--- START ---

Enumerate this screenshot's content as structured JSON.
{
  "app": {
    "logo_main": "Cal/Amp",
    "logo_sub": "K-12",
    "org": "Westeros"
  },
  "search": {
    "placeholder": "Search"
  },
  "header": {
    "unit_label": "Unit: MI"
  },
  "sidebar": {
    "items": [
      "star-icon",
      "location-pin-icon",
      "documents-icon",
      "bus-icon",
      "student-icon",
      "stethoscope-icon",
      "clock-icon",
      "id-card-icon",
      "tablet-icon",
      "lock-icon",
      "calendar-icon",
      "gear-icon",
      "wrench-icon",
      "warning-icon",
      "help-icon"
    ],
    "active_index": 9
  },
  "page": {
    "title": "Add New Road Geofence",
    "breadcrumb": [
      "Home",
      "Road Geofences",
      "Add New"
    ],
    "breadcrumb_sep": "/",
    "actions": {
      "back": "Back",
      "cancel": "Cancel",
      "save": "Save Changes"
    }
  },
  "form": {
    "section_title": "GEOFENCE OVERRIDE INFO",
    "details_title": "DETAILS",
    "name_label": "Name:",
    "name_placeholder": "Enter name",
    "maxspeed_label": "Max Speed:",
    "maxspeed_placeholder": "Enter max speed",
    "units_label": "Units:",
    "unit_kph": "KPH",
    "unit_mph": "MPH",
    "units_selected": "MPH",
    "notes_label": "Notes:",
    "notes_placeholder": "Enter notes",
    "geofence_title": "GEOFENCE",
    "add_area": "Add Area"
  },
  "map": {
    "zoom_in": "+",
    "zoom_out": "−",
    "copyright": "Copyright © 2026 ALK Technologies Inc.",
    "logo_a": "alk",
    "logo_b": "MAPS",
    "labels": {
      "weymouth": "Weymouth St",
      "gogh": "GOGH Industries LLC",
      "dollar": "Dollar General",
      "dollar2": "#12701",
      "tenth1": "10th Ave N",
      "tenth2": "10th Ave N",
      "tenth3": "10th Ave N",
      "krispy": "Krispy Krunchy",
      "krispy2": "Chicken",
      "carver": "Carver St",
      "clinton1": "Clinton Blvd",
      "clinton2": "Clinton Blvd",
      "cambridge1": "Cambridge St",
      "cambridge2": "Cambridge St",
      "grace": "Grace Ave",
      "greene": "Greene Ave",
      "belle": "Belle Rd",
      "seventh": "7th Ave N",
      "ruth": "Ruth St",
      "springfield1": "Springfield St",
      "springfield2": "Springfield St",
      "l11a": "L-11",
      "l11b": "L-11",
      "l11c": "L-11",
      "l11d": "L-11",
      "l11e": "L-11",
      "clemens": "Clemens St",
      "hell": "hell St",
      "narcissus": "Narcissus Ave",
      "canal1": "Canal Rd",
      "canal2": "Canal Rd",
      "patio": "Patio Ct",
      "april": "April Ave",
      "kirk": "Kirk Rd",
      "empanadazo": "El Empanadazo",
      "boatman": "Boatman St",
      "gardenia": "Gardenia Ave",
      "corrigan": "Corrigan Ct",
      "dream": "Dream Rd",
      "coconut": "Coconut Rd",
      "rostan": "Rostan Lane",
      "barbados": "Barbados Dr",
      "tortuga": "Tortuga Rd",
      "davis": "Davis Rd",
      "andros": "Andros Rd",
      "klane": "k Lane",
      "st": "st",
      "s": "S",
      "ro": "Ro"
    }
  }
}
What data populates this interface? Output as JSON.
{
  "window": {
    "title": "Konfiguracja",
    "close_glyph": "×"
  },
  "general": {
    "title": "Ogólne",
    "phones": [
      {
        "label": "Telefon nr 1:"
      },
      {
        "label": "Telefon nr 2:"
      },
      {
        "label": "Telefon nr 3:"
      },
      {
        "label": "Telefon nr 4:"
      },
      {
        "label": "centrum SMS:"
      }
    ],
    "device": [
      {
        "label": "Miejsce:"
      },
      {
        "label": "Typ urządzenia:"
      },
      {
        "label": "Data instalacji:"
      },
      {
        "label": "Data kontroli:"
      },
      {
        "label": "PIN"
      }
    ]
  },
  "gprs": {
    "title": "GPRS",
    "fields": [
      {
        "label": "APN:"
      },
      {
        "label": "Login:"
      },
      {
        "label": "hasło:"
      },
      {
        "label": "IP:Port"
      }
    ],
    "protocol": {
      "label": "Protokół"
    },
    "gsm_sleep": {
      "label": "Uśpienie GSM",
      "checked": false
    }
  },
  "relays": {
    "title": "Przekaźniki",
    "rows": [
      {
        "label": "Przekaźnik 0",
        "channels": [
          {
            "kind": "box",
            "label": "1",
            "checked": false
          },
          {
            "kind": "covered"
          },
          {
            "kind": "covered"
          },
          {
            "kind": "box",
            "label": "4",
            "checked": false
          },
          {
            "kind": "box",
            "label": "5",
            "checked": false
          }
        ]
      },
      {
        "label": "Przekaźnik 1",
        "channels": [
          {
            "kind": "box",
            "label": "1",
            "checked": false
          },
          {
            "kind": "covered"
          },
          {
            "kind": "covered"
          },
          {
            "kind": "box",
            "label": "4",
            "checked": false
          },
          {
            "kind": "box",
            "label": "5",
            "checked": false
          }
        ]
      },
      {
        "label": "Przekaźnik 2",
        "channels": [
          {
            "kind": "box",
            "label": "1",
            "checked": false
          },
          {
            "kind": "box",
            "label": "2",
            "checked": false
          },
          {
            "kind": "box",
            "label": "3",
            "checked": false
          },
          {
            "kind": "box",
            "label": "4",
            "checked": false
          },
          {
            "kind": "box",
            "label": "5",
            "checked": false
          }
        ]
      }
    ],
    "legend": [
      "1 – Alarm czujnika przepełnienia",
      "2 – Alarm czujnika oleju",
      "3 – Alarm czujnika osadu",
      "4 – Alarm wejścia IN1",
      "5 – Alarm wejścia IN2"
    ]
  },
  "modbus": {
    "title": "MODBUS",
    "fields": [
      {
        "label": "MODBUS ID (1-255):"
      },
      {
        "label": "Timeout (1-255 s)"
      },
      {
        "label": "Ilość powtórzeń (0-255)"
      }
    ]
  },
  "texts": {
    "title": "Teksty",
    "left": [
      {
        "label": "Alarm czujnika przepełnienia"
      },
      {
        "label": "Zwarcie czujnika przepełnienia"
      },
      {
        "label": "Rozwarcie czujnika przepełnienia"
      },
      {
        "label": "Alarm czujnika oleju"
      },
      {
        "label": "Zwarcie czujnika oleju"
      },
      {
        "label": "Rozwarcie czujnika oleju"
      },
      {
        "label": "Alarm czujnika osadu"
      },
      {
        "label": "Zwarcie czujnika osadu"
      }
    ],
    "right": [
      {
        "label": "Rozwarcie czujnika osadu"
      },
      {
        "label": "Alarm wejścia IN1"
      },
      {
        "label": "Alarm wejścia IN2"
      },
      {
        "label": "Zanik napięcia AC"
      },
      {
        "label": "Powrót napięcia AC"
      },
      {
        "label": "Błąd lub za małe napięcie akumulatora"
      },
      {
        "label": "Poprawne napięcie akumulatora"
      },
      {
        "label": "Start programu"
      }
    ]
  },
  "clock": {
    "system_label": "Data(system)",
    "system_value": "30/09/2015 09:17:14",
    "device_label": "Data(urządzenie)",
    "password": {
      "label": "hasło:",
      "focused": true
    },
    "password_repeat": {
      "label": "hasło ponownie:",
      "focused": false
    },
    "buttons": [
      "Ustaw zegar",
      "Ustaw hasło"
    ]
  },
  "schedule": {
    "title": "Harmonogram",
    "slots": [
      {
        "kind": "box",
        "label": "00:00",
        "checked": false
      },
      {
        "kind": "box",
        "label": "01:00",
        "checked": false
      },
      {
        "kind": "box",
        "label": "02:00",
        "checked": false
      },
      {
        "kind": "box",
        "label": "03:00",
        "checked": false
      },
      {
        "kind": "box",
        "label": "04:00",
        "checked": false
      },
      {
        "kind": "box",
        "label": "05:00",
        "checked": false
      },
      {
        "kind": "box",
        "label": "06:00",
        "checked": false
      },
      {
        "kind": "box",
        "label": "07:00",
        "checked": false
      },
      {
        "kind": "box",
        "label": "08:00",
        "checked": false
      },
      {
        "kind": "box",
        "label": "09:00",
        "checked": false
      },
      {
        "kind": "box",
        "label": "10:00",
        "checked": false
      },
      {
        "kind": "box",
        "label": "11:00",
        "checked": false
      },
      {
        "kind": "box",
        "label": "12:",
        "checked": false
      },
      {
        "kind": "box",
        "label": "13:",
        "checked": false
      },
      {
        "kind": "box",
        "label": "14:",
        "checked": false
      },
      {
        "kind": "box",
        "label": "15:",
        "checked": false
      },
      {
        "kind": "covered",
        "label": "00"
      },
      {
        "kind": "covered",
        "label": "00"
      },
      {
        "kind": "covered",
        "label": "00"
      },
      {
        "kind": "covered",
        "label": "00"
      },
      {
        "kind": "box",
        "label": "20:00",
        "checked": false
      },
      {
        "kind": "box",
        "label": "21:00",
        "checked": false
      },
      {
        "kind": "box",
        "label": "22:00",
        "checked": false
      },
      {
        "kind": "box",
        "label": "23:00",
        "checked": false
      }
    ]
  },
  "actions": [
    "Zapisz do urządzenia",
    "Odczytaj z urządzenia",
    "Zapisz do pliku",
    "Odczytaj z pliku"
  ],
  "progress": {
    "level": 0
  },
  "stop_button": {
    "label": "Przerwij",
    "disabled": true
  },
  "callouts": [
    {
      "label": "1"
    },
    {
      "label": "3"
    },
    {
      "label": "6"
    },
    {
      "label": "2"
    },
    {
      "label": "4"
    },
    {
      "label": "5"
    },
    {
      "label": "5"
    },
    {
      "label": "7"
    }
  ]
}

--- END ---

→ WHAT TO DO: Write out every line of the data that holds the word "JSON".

→ PROBLEM SOLUTION:
Enumerate this screenshot's content as structured JSON.
What data populates this interface? Output as JSON.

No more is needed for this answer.